Super Famicom Jr. (Model SHVC-101)[edit]

Super Famicom Jr.

The Super Famicom Jr. or Super Famicom Junior, often abbreviated as SFC Jr, was a redesign of the original Super Famicom video game console that had been released by Nintendo in Japan in 1990. It was stylistically similar to the SNS-101 released in North America five months earlier. It was released in Japan on March 27, 1998 and retailed for ¥7800.[10] It was manufactured until September 2003.[11]

The Super Famicom Jr. was lighter and more compact redesign of the original Super Famicom console. It was almost identical to the SNS-101 console released in North America previously, and featured the same connections and outputs.

The Super Famicom Jr. lacks the expansion slot on the base featured on the original Super Famicom, making it incompatible with the Satellaview add-on released in Japan. As with the AV Famicom redesign before it, the Super Famicom Jr. lacks a LED power light to indicate when the unit is on (as the original NES, SNES, and N64 all included).

Differences between the North American SNS-101 include the power and reset buttons colored grey instead of purple, the different shape of the cartridge port to accommodate the rounder-edged Japanese games, and the Super Nintendo logo no longer molded into the plastic, instead having a recessed 'Super Famicom' plastic label. The "MULTI OUT" connector was also renamed "AV OUT" for the Super Famicom Jr. The Super Famicom Jr. also uses the same AC adapter as the original Super Famicom and Famicom.

The controller also retains the multi-colored buttons used on the original Super Famicom controller instead of the purple buttons used in North America. However, despite the different colored buttons it still retains the same SNS-102 model number used on the North American controller (instead of an SHVC model number used on all other Super Famicom parts), as Nintendo used the same case mold for both regions.
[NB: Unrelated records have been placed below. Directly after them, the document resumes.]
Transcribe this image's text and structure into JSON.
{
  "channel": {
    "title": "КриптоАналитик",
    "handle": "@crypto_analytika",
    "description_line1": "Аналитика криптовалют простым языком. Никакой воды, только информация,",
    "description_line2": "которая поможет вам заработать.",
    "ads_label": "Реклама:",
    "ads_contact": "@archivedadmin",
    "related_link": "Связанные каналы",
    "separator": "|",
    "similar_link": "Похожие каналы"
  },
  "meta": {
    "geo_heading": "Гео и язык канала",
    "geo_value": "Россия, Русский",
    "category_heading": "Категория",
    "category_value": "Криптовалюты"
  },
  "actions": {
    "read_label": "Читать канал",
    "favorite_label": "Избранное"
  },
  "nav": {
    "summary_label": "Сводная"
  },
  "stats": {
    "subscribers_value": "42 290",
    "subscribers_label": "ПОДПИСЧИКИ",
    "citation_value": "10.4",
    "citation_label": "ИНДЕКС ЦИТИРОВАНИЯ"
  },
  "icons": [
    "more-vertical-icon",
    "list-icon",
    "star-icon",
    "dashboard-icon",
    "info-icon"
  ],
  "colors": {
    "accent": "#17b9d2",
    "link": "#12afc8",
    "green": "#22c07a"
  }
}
As with the SNS-101, the Super Famicom Jr. features the same audio/video connector used on the original Super Famicom model. However, the Super Famicom Jr. only outputs composite video and stereo audio through this port, even though the original Super Famicom supported composite video, S-Video and RGB, because of this the connector was renamed "AV OUT" instead of "MULTI OUT" as used on the original Super Famicom. The video encoder chip used in the system still supports S-Video and RGB, but these pins were left unused. Many users who wished for a better picture resorted to modifying the system to restore this missing functionality.[8] The RF connector used on the original Super Famicom was also removed, however the N64 RF modulator could be used to give the Super Famicom Jr. RF output if required.

See also[edit]

References[edit]

  1. ^ "SNS-101". Retrieved 2009-02-21. 
  2. ^ Johnston, Chris (1997-10-29). "Super NES Lives!". GameSpot. Retrieved 2009-02-21. 
  3. ^ "Yoshi's Island Package Shot". Retrieved 2009-02-21. 
  4. ^ Chad Margetts & M. Noah Ward (2005-05-31). "Lance Barr Interview". Nintendojo. Retrieved 2013-03-02. 
  5. ^ Ohbuchi, Yutaka (1998-01-16). "Super Fami Gets Face-Lift". GameSpot. Retrieved 2009-02-21. 
  6. ^ "Nintendo Support: New-Style Super NES RF to TV Hookup". Nintendo. Retrieved 2010-03-02. 
  7. ^ "Nintendo Support: Super NES AV to TV Hookup". Nintendo. Retrieved 2010-03-02. 
  8. ^ a b "SNESjr RGB Mod". Retrieved 2009-02-21. 
  9. ^ "How to recognize a counterfeit SNES". Retrieved 2009-02-21. 
  10. ^ "Nintendo Japan - Super Famicom Jr page". Retrieved 2009-02-21. 
  11. ^ Niizumi, Hirohiko (2003-05-30). "Nintendo to end Famicom and Super Famicom production". GameSpot. Retrieved 2014-01-11.